The Fixometer is a tool we use for measuring the impact of our repair events (devices fixed, waste and CO2 emissions diverted) as well as to gain insights about reliability and repairability of different types and brands of device.
For our community repair events we use the Fixometer, a purpose-built web application, to collect data on the things that we fix. We log all the fixes that we attempt — successful or not. We record information about each device, such as the model and brand, what the problem was, whether we could fix it, and whether spare parts were required. We then combine this data with our own research data of lifecycle assessments for electrical and electronics products. From these two datasets we produce detailed analysis on the positive environmental and social impacts of our work.

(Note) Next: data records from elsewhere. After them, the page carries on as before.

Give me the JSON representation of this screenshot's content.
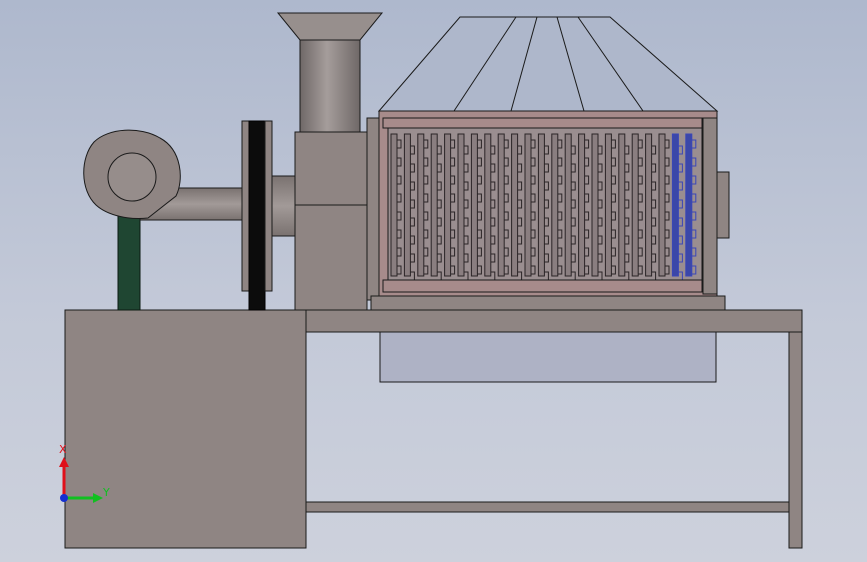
{
  "viewport": {
    "background": "#c0c7d6"
  },
  "triad": {
    "x_label": "X",
    "y_label": "Y",
    "x_color": "#e0101a",
    "y_color": "#10c020",
    "origin_color": "#1530d0"
  },
  "model": {
    "body_color": "#8f8583",
    "edge_color": "#1a1a1a",
    "pulley_color": "#0c0c0c",
    "support_color": "#1f4632",
    "drum_color": "#a78b8b",
    "screen_color": "#9a8e90",
    "screen_highlight_color": "#3a46b8",
    "hood_color": "#aeb7cb"
  }
}
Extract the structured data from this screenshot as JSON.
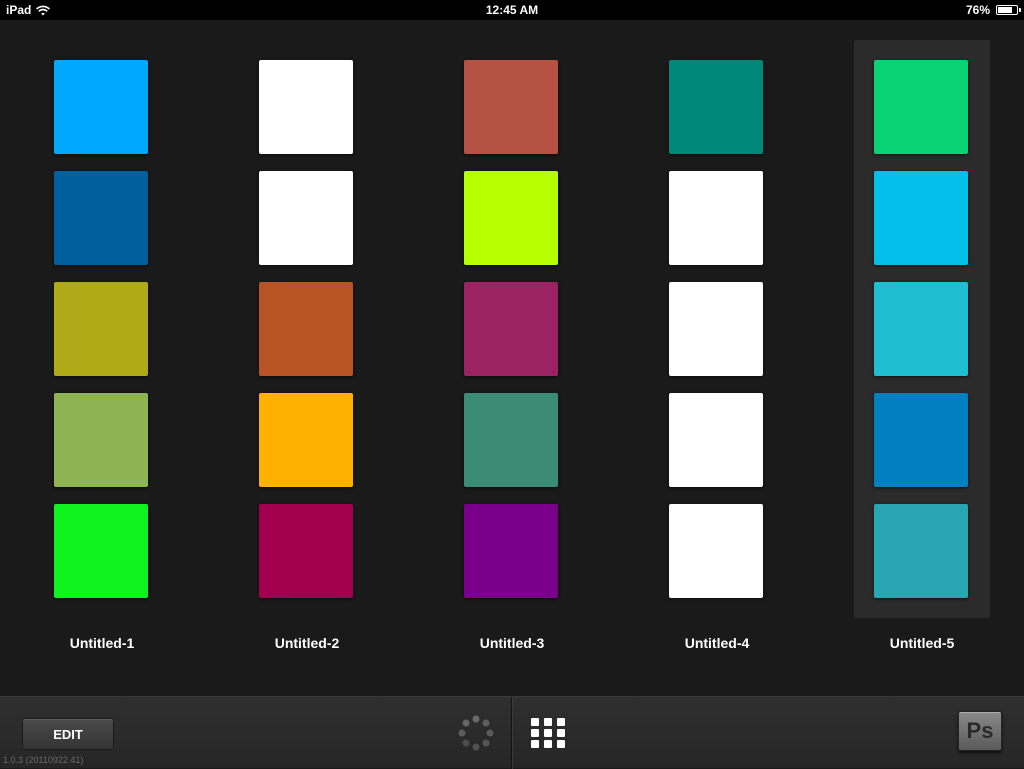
{
  "status_bar": {
    "device": "iPad",
    "time": "12:45 AM",
    "battery": "76%",
    "battery_level": 0.76
  },
  "documents": [
    {
      "label": "Untitled-1",
      "selected": false,
      "swatches": [
        "#00a8ff",
        "#005f9c",
        "#afaa18",
        "#8db353",
        "#0ff21e"
      ]
    },
    {
      "label": "Untitled-2",
      "selected": false,
      "swatches": [
        "#ffffff",
        "#ffffff",
        "#b85325",
        "#ffb100",
        "#a2004f"
      ]
    },
    {
      "label": "Untitled-3",
      "selected": false,
      "swatches": [
        "#b55244",
        "#b4ff00",
        "#9b2263",
        "#3c8c74",
        "#7a008a"
      ]
    },
    {
      "label": "Untitled-4",
      "selected": false,
      "swatches": [
        "#01877a",
        "#ffffff",
        "#ffffff",
        "#ffffff",
        "#ffffff"
      ]
    },
    {
      "label": "Untitled-5",
      "selected": true,
      "swatches": [
        "#0bd274",
        "#04bfe9",
        "#1fbed1",
        "#007fc1",
        "#28a6b2"
      ]
    }
  ],
  "toolbar": {
    "edit_label": "EDIT",
    "version": "1.0.3 (20110922.41)",
    "ps_label": "Ps"
  },
  "icons": {
    "wifi": "wifi-icon",
    "battery": "battery-icon",
    "spinner": "activity-spinner-icon",
    "grid": "grid-view-icon",
    "app": "photoshop-logo-icon"
  }
}
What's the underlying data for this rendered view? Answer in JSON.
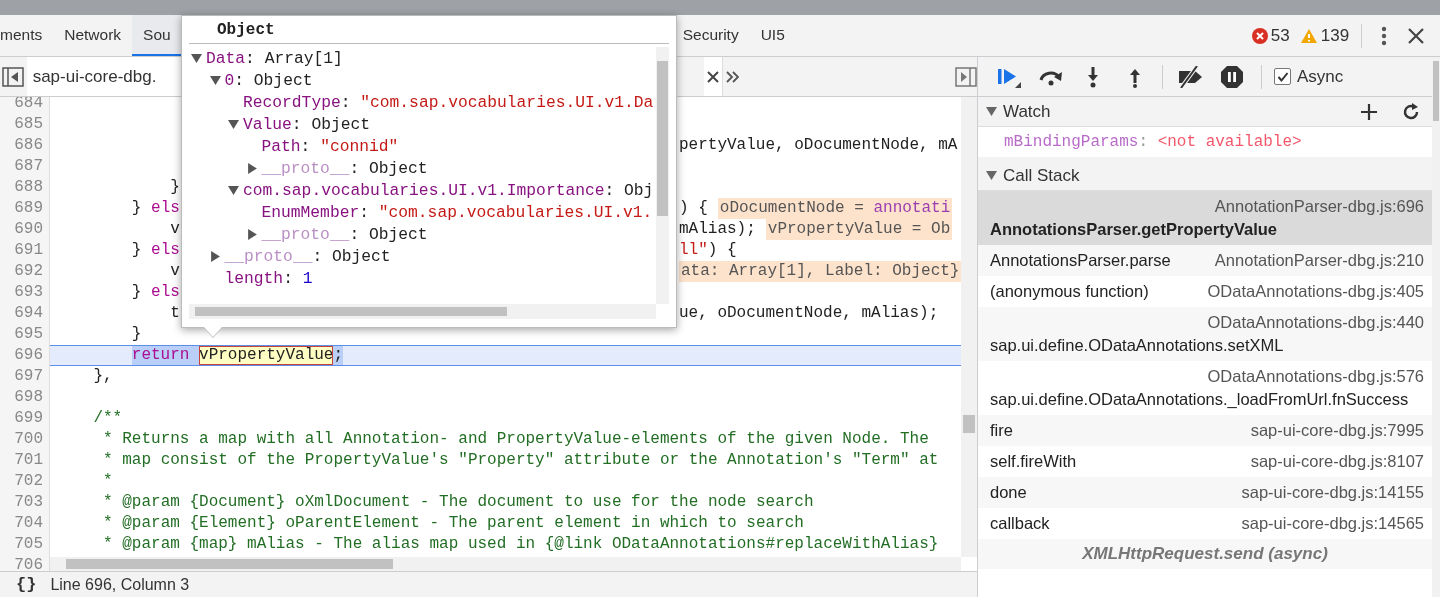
{
  "panel_tabs": {
    "left": [
      {
        "label": "ments",
        "selected": false
      },
      {
        "label": "Network",
        "selected": false
      },
      {
        "label": "Sou",
        "selected": true
      }
    ],
    "right": [
      {
        "label": "Security",
        "selected": false
      },
      {
        "label": "UI5",
        "selected": false
      }
    ]
  },
  "counts": {
    "errors": "53",
    "warnings": "139"
  },
  "editor": {
    "file_tab": "sap-ui-core-dbg.",
    "lines": [
      {
        "number": "684",
        "current": false
      },
      {
        "number": "685",
        "current": false
      },
      {
        "number": "686",
        "current": false,
        "right": [
          {
            "text": "pertyValue, oDocumentNode, mA",
            "kind": "plain"
          }
        ]
      },
      {
        "number": "687",
        "current": false
      },
      {
        "number": "688",
        "current": false,
        "left": [
          {
            "text": "            }",
            "kind": "plain"
          }
        ]
      },
      {
        "number": "689",
        "current": false,
        "left": [
          {
            "text": "        }",
            "kind": "plain"
          },
          {
            "text": " els",
            "kind": "keyword"
          }
        ],
        "right": [
          {
            "text": ") {",
            "kind": "plain"
          },
          {
            "kind": "chip",
            "parts": [
              {
                "text": "oDocumentNode = ",
                "kind": "plain"
              },
              {
                "text": "annotati",
                "kind": "call"
              }
            ]
          }
        ]
      },
      {
        "number": "690",
        "current": false,
        "left": [
          {
            "text": "            v",
            "kind": "plain"
          }
        ],
        "right": [
          {
            "text": "mAlias);",
            "kind": "plain"
          },
          {
            "kind": "chip",
            "parts": [
              {
                "text": "vPropertyValue = Ob",
                "kind": "plain"
              }
            ]
          }
        ]
      },
      {
        "number": "691",
        "current": false,
        "left": [
          {
            "text": "        }",
            "kind": "plain"
          },
          {
            "text": " els",
            "kind": "keyword"
          }
        ],
        "right": [
          {
            "text": "ll\"",
            "kind": "string"
          },
          {
            "text": ") {",
            "kind": "plain"
          }
        ]
      },
      {
        "number": "692",
        "current": false,
        "left": [
          {
            "text": "            v",
            "kind": "plain"
          }
        ],
        "right": [
          {
            "kind": "chip",
            "parts": [
              {
                "text": "ata: Array[1], Label: Object}",
                "kind": "plain"
              }
            ]
          }
        ]
      },
      {
        "number": "693",
        "current": false,
        "left": [
          {
            "text": "        }",
            "kind": "plain"
          },
          {
            "text": " els",
            "kind": "keyword"
          }
        ]
      },
      {
        "number": "694",
        "current": false,
        "left": [
          {
            "text": "            t",
            "kind": "plain"
          }
        ],
        "right": [
          {
            "text": "ue, oDocumentNode, mAlias);",
            "kind": "plain"
          }
        ]
      },
      {
        "number": "695",
        "current": false,
        "left": [
          {
            "text": "        }",
            "kind": "plain"
          }
        ]
      },
      {
        "number": "696",
        "current": true,
        "left": [
          {
            "text": "        return ",
            "kind": "keyword_sel"
          },
          {
            "text": "vPropertyValue",
            "kind": "token"
          },
          {
            "text": ";",
            "kind": "plain_sel"
          }
        ]
      },
      {
        "number": "697",
        "current": false,
        "left": [
          {
            "text": "    },",
            "kind": "plain"
          }
        ]
      },
      {
        "number": "698",
        "current": false
      },
      {
        "number": "699",
        "current": false,
        "left": [
          {
            "text": "    /**",
            "kind": "comment"
          }
        ]
      },
      {
        "number": "700",
        "current": false,
        "left": [
          {
            "text": "     * Returns a map with all Annotation- and PropertyValue-elements of the given Node. The",
            "kind": "comment"
          }
        ]
      },
      {
        "number": "701",
        "current": false,
        "left": [
          {
            "text": "     * map consist of the PropertyValue's \"Property\" attribute or the Annotation's \"Term\" at",
            "kind": "comment"
          }
        ]
      },
      {
        "number": "702",
        "current": false,
        "left": [
          {
            "text": "     *",
            "kind": "comment"
          }
        ]
      },
      {
        "number": "703",
        "current": false,
        "left": [
          {
            "text": "     * @param {Document} oXmlDocument - The document to use for the node search",
            "kind": "comment"
          }
        ]
      },
      {
        "number": "704",
        "current": false,
        "left": [
          {
            "text": "     * @param {Element} oParentElement - The parent element in which to search",
            "kind": "comment"
          }
        ]
      },
      {
        "number": "705",
        "current": false,
        "left": [
          {
            "text": "     * @param {map} mAlias - The alias map used in {@link ODataAnnotations#replaceWithAlias}",
            "kind": "comment"
          }
        ]
      },
      {
        "number": "706",
        "current": false
      }
    ],
    "format_label": "{}",
    "cursor_position": "Line 696, Column 3"
  },
  "popover": {
    "title": "Object",
    "tree": [
      {
        "key": "Data",
        "sep": ":",
        "value": " Array[1]",
        "kind": "object",
        "inherited": false,
        "expanded": true,
        "children": [
          {
            "key": "0",
            "sep": ":",
            "value": " Object",
            "kind": "object",
            "inherited": false,
            "expanded": true,
            "children": [
              {
                "key": "RecordType",
                "sep": ":",
                "value": " \"com.sap.vocabularies.UI.v1.Da",
                "kind": "string",
                "inherited": false
              },
              {
                "key": "Value",
                "sep": ":",
                "value": " Object",
                "kind": "object",
                "inherited": false,
                "expanded": true,
                "children": [
                  {
                    "key": "Path",
                    "sep": ":",
                    "value": " \"connid\"",
                    "kind": "string",
                    "inherited": false
                  },
                  {
                    "key": "__proto__",
                    "sep": ":",
                    "value": " Object",
                    "kind": "object",
                    "inherited": true,
                    "expanded": false
                  }
                ]
              },
              {
                "key": "com.sap.vocabularies.UI.v1.Importance",
                "sep": ":",
                "value": " Obj",
                "kind": "object",
                "inherited": false,
                "expanded": true,
                "children": [
                  {
                    "key": "EnumMember",
                    "sep": ":",
                    "value": " \"com.sap.vocabularies.UI.v1.",
                    "kind": "string",
                    "inherited": false
                  },
                  {
                    "key": "__proto__",
                    "sep": ":",
                    "value": " Object",
                    "kind": "object",
                    "inherited": true,
                    "expanded": false
                  }
                ]
              }
            ]
          },
          {
            "key": "__proto__",
            "sep": ":",
            "value": " Object",
            "kind": "object",
            "inherited": true,
            "expanded": false
          },
          {
            "key": "length",
            "sep": ":",
            "value": " 1",
            "kind": "number",
            "inherited": false
          }
        ]
      }
    ]
  },
  "debugger": {
    "async": {
      "label": "Async",
      "checked": true
    },
    "watch": {
      "title": "Watch",
      "expanded": true,
      "items": [
        {
          "name": "mBindingParams",
          "sep": ":",
          "value": " <not available>"
        }
      ]
    },
    "call_stack": {
      "title": "Call Stack",
      "expanded": true,
      "frames": [
        {
          "function": "AnnotationsParser.getPropertyValue",
          "location": "AnnotationParser-dbg.js:696",
          "selected": true
        },
        {
          "function": "AnnotationsParser.parse",
          "location": "AnnotationParser-dbg.js:210",
          "selected": false
        },
        {
          "function": "(anonymous function)",
          "location": "ODataAnnotations-dbg.js:405",
          "selected": false
        },
        {
          "function": "sap.ui.define.ODataAnnotations.setXML",
          "location": "ODataAnnotations-dbg.js:440",
          "selected": false
        },
        {
          "function": "sap.ui.define.ODataAnnotations._loadFromUrl.fnSuccess",
          "location": "ODataAnnotations-dbg.js:576",
          "selected": false
        },
        {
          "function": "fire",
          "location": "sap-ui-core-dbg.js:7995",
          "selected": false
        },
        {
          "function": "self.fireWith",
          "location": "sap-ui-core-dbg.js:8107",
          "selected": false
        },
        {
          "function": "done",
          "location": "sap-ui-core-dbg.js:14155",
          "selected": false
        },
        {
          "function": "callback",
          "location": "sap-ui-core-dbg.js:14565",
          "selected": false
        }
      ],
      "async_label": "XMLHttpRequest.send (async)"
    }
  }
}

See https://therestartproject.org/fixometer/ for more information on our work on this so far, or if you have an account on Restarters.net, take a look at the Repairs section (https://restarters.net/device) to explore the data for yourself. The Fixometer is open source, so if you'd like to see the source code for the app itself go to: https://github.com/TheRestartProject/Fixometer
Open Repair Data Standard
We want to do more with data and the insights that it facilitates, so we are currently aiming to scale up the collection of data through various partnerships: with other community repair networks, and with trade associations of independent commercial repairers.
For this reason, we helped found the Open Repair Alliance in October 2017. We envisage a rapid growth in the data collected, and we wish to ensure this data is open and interoperable. As such, we are building a standard for the collection and sharing of open data on electronics repair. We are building the standard such that data collection on repair is open and interoperable, and can be used for impactful statistical analysis and visualisation.
See openrepair.org for more information.